U.S. Supreme Court

Case Status


Docket Number


2010 Term

Oral Argument Date

December 08, 2010


Questions Presented

1. Whether an Arizona statute that imposes sanctions on employers who hire unauthorized aliens is invalid under a federal statute that expressly preempt[s] any state or local law imposing civil or criminal sanctions (other than through licensing and similar laws) upon those who employ, or recruit or refer for a fee for employment, unauthorized aliens. 8 U.S.C. § 1324a(h)(2).

2. Whether the Arizona statute, which requires all employers to participate in a federal electronic employment verification system, is preempted by a federal law that specifically makes that system voluntary. 8 U.S.C. § 1324a note.

3. Whether the Arizona statute is impliedly preempted because it undermines the comprehensive scheme that Congress created to regulate the employment of aliens. Hoffman Plastic Compounds, Inc. v. NLRB, 535 U.S. 137, 147 (2002).

Case Updates


May 26, 2011


(1) Arizona’s licensing law falls well within the confines of the authority Congress chose to leave to the States and therefore is not expressly preempted.

(2) Arizona’s requirement that employers use E-Verify is not impliedly preempted. The IIRIRA provision setting up E-Verify contains no language circumscribing state action. It does, however, constrain federal action: absent a prior violation of federal law, “the Secretary of Homeland Security may not require any person or . . . entity” outside the Federal Government “to participate in” E-Verify.

(3) The Arizona licensing law is not impliedly preempted by federal law. Given that Congress specifically preserved such [licensing] authority for the States, it stands to reason that Congress did not intend to prevent the States from using appropriate tools to exercise that authority.

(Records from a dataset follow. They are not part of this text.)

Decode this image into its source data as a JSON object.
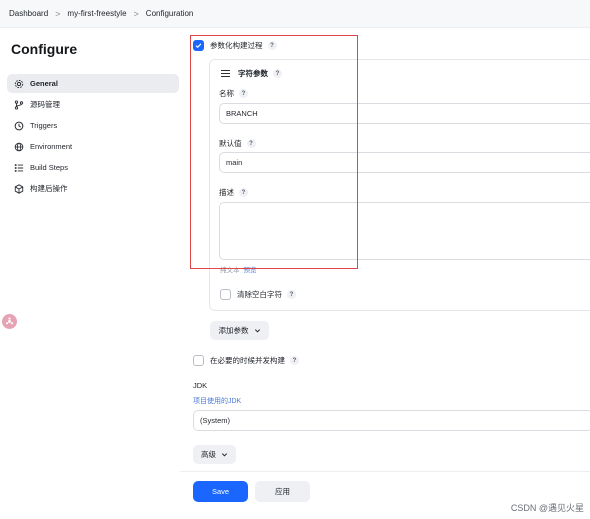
{
  "breadcrumb": {
    "items": [
      "Dashboard",
      "my-first-freestyle",
      "Configuration"
    ],
    "separator": ">"
  },
  "page_title": "Configure",
  "sidebar": {
    "items": [
      {
        "label": "General",
        "icon": "gear-icon",
        "active": true
      },
      {
        "label": "源码管理",
        "icon": "source-branch-icon",
        "active": false
      },
      {
        "label": "Triggers",
        "icon": "clock-icon",
        "active": false
      },
      {
        "label": "Environment",
        "icon": "globe-icon",
        "active": false
      },
      {
        "label": "Build Steps",
        "icon": "list-steps-icon",
        "active": false
      },
      {
        "label": "构建后操作",
        "icon": "cube-icon",
        "active": false
      }
    ]
  },
  "main": {
    "parameterized": {
      "label": "参数化构建过程",
      "help": "?",
      "checked": true
    },
    "string_param": {
      "title": "字符参数",
      "help": "?",
      "name_label": "名称",
      "name_value": "BRANCH",
      "default_label": "默认值",
      "default_value": "main",
      "desc_label": "描述",
      "desc_value": "",
      "plain_text": "纯文本",
      "preview": "预览",
      "trim_label": "清除空白字符",
      "trim_checked": false
    },
    "add_param_label": "添加参数",
    "concurrent": {
      "label": "在必要的时候并发构建",
      "help": "?",
      "checked": false
    },
    "jdk": {
      "label": "JDK",
      "sub_label": "项目使用的JDK",
      "value": "(System)"
    },
    "advanced_label": "高级",
    "save_label": "Save",
    "apply_label": "应用"
  },
  "watermark": "CSDN @遇见火星",
  "colors": {
    "accent": "#1a66ff",
    "highlight_border": "#e04848",
    "link": "#4a78d8"
  }
}
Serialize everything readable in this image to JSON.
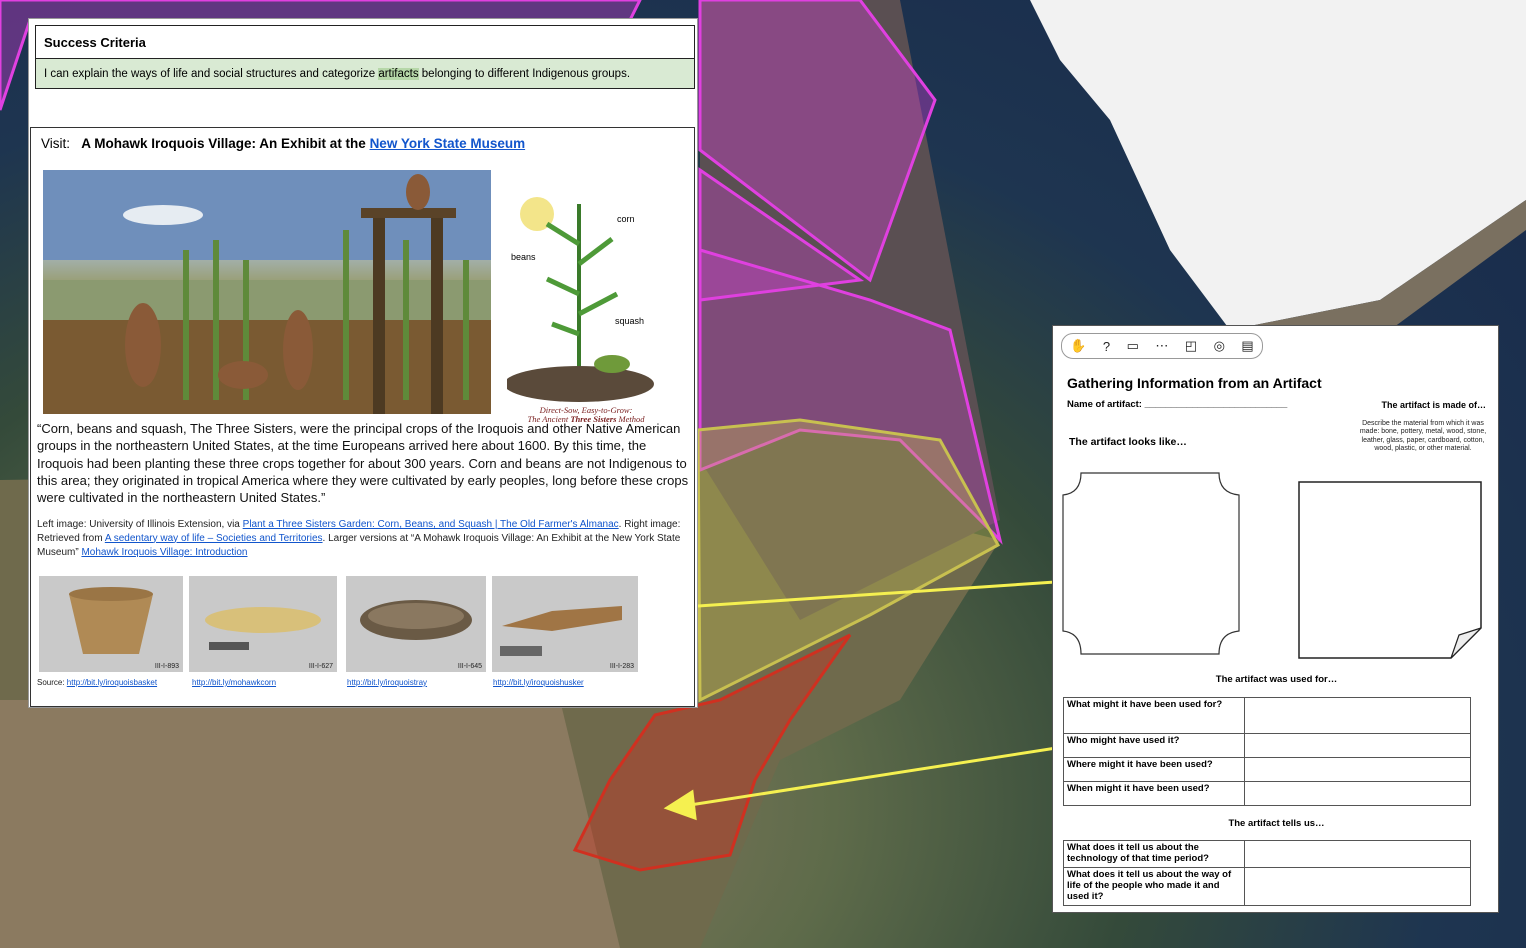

U.S. Chamber files opening brief

September 01, 2010

NCLC urged the Supreme Court to hold that the employment provisions of Arizona’s 2007 immigration law are preempted by the Immigration Reform and Control Act (IRCA). The Arizona law imposes sanctions on employers, including the revocation of business licenses without an opportunity for a hearing, who are deemed to have knowingly hired undocumented workers. The state also requires mandatory compliance with the E-Verify employment verification program, which is voluntary under federal law. IRCA, passed in 1986, expressly preempts any state or local laws, other than licensing and similar laws, that impose penalties upon those who employ undocumented workers. NCLC argued that the Arizona law is not a licensing law, but rather a regulatory system for determining employment authorization.

Cert. petition granted

June 28, 2010

U.S. Chamber files cert. petition in federal preemption employment case

July 24, 2009

Complaint filed in Arizona District Court 12/09/07. Motion for temporary restraining order (TRO) and preliminary injunction filed 12/10/07. Order denying TRO dated 12/21/07. Decided by district court 2/7/08.

Plaintiffs’ notice of appeal filed 2/8/08. Opening brief for Ninth Circuit appeal filed 3/31/08. Appellees’ response filed 4/29/08. Plaintiffs’ reply filed 5/13/08. Oral argument held 6/12/08. Decided by Ninth Circuit 9/17/08. Rehearing en banc denied 3/9/09.

Cert. petition filed 7/24/09. Amicus briefs in support of Chamber’s cert. petition filed 8/27/09. Brief in opposition filed 9/28/09. Reply brief filed 10/13/09. Call for the Views of the Solicitor General 11/2/09. Cert. grant recommended by Solicitor General 5/28/10. Supplemental brief filed 6/7/10. Cert. granted 6/28/10.

Opening brief filed 9/1/10. Reply brief filed 11/22/10. Oral argument held 12/8/10. Decision 5/26/11.

Case Documents